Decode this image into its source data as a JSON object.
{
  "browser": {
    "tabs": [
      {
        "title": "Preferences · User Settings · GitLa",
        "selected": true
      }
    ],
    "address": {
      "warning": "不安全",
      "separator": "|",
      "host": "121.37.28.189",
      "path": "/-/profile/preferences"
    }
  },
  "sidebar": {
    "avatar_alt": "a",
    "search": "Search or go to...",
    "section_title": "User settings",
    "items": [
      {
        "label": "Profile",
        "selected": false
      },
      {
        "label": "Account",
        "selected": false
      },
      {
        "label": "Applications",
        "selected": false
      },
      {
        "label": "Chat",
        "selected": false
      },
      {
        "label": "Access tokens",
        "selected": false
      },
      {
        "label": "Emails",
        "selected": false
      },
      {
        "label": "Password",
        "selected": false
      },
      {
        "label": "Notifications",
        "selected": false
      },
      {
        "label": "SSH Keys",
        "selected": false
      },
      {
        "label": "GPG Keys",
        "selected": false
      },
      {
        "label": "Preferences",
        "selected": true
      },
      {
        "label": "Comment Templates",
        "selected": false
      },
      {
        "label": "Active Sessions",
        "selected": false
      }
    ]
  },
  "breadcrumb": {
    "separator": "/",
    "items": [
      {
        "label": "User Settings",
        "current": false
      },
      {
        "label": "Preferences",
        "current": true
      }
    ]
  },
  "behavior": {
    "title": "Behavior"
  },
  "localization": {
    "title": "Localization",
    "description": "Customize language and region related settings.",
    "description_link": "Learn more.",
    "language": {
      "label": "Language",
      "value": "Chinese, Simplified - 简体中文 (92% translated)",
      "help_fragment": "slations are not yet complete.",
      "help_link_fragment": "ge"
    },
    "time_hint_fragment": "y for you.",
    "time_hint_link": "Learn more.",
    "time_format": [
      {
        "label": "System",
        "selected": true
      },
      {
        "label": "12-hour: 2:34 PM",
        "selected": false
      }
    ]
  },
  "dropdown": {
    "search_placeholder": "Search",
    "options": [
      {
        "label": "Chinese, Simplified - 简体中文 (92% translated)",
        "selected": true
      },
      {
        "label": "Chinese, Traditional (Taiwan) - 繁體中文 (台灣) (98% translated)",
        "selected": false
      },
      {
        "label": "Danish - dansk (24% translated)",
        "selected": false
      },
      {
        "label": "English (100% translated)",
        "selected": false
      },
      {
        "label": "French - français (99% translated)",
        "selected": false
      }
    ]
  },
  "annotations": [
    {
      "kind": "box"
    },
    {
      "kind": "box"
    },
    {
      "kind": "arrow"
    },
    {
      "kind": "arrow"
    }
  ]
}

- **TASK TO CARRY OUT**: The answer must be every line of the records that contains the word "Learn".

- **TASK RESPONSE**:
    "description_link": "Learn more.",
    "time_hint_link": "Learn more.",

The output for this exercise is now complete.